  11. Good info today! I really like that you prefer to lead your family into a meaningful life. Having taught private school, public school and home school, I am also passionate about immersion learning. I taught in Hawaii for a several years, my students coming from fourteen language groups spanning six grade levels, none knowing a word of English beyond “hello, my name is…. How are you? I am fine.”. My task was to get them “main streamed” within two years. My classroom was a learning center for exploration and interaction. Without a vocabulary, how in the …… could they even hope to function? I made learning a life experience and relevant to their individual needs. Some of the parents from Asian countries didn’t appreciate that the children had fun learning, but I was able to show them how this basis was vital to their transitions. Children from everywhere came with math skills, so I only had to give them the language of it through concrete experiences. The room was more full during recesses because the students’ friends wanted some of it, too. Art, music and math are so similar that I used a lot of music and art for vocabulary, as well. The beginners could draw a story, then either tell it or write a sentence or two about it. Keep it simple,and relaxed, then move to complex. One particular child, Ernesto from the Phillipines, came with NO formal schooling but was placed in grade 5. He fought a lot, and thought troublesome, but he was very smart in ways of the world, and that was his communication strategy. I,too, didn’t know how to deal with him until a friend of mine said, “yes, he can’t speak English, but I bet he’s a pretty good fisherman.” That’s when I saw him for who he was, and accepted him on his terms, and he was wonderful, suddenly. Within six months he was translating for me with new students, and showing them the ropes. He was ‘mainstreamed’ by the end of the school year. My point is: learning takes place when it’s relevant and needed. Humans are great at generalizing, concluding and making connections. Now I’m telling this to show that ‘unschooling’ can even happen in the ‘schools’, if a teacher is innovative. But he/she would probably get ‘fired’, unless clever. That was a rich opportunity for me because teaching English as a second language was already outside the box and a specialty.
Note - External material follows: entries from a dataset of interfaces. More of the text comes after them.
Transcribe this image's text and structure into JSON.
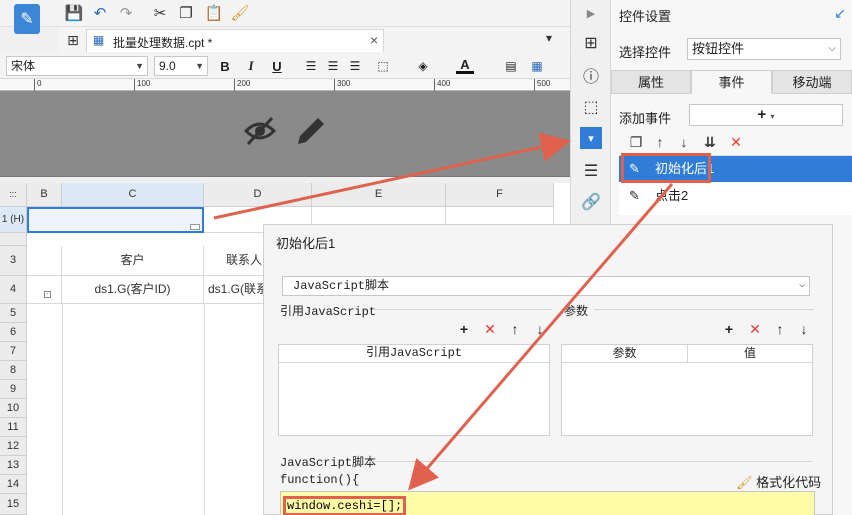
{
  "toolbar": {
    "icons": [
      "save-icon",
      "undo-icon",
      "redo-icon",
      "cut-icon",
      "copy-icon",
      "paste-icon",
      "format-brush-icon"
    ]
  },
  "tab": {
    "file_name": "批量处理数据.cpt *",
    "close": "×"
  },
  "fontbar": {
    "font_family": "宋体",
    "font_size": "9.0",
    "bold": "B",
    "italic": "I",
    "underline": "U",
    "font_color_letter": "A"
  },
  "ruler": {
    "ticks": [
      "0",
      "100",
      "200",
      "300",
      "400",
      "500"
    ]
  },
  "grid": {
    "corner": ":::",
    "columns": [
      "B",
      "C",
      "D",
      "E",
      "F"
    ],
    "rows": [
      "1 (H)",
      "",
      "3",
      "4",
      "5",
      "6",
      "7",
      "8",
      "9",
      "10",
      "11",
      "12",
      "13",
      "14",
      "15"
    ],
    "cells": {
      "c3": "客户",
      "d3": "联系人",
      "c4": "ds1.G(客户ID)",
      "d4": "ds1.G(联系"
    }
  },
  "panel": {
    "title": "控件设置",
    "select_widget_label": "选择控件",
    "select_widget_value": "按钮控件",
    "tabs": [
      "属性",
      "事件",
      "移动端"
    ],
    "active_tab": "事件",
    "add_event_label": "添加事件",
    "add_event_btn": "+",
    "events": [
      "初始化后1",
      "点击2"
    ]
  },
  "dialog": {
    "title": "初始化后1",
    "type_value": "JavaScript脚本",
    "ref_js_section": "引用JavaScript",
    "params_section": "参数",
    "ref_js_col": "引用JavaScript",
    "params_col": "参数",
    "value_col": "值",
    "js_section": "JavaScript脚本",
    "func_header": "function(){",
    "format_code": "格式化代码",
    "code": "window.ceshi=[];"
  },
  "colors": {
    "accent": "#2f7dd6",
    "highlight": "#e0624e",
    "code_bg": "#fffca8"
  }
}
    The bottom lines for me are these: When learning is to take place, a teacher appears, and learning takes place when the subject is relevant. Watch for teaching moments. Standards? puey. Each individual has his/her own. Reading by interest is more than reading. Vocabulary, grammar, spelling, etc. is learned simply through reading. Ideas can be expressed in writing or drawing, or singing, etc. Writing is perfected through sharing one’s experiences, or giving instruction for some skill. Math is taught through measuring, stacking, gravity, etc. Not a single book would be necessary for math for children. I’d love to read a story or book written by your children sharing their own learning strategies.!!!
    My last thought on this is for those who talk of advanced learning…..the learning curve is shorter when what you want to know is relevant…learn it when you need it, not as a standard for everyone. Can’t wait to share this episode and get your books. I’d like to see a list of the inventors, and world class leaders who were taught at home.

  12. You hit it on the head again!
    I wish you could come to Montana and talk at the local high school. We have had 9 suicides in 5 months…. parents are asking “what is the school going to do”? I am in awe…..the school? Where are the parents? The parents that award mediocrity at every level… I could go on with a 10 page rant, but you get the point. Thanks for calling it how it is.

  13. It’s sad to say. I’m at my daughter’s cheerleading practice. I asked a group of kids that were complaining about there teachers, would they rather be home schooled. All of them said they would be home schooled today. The kids understand the system is bad.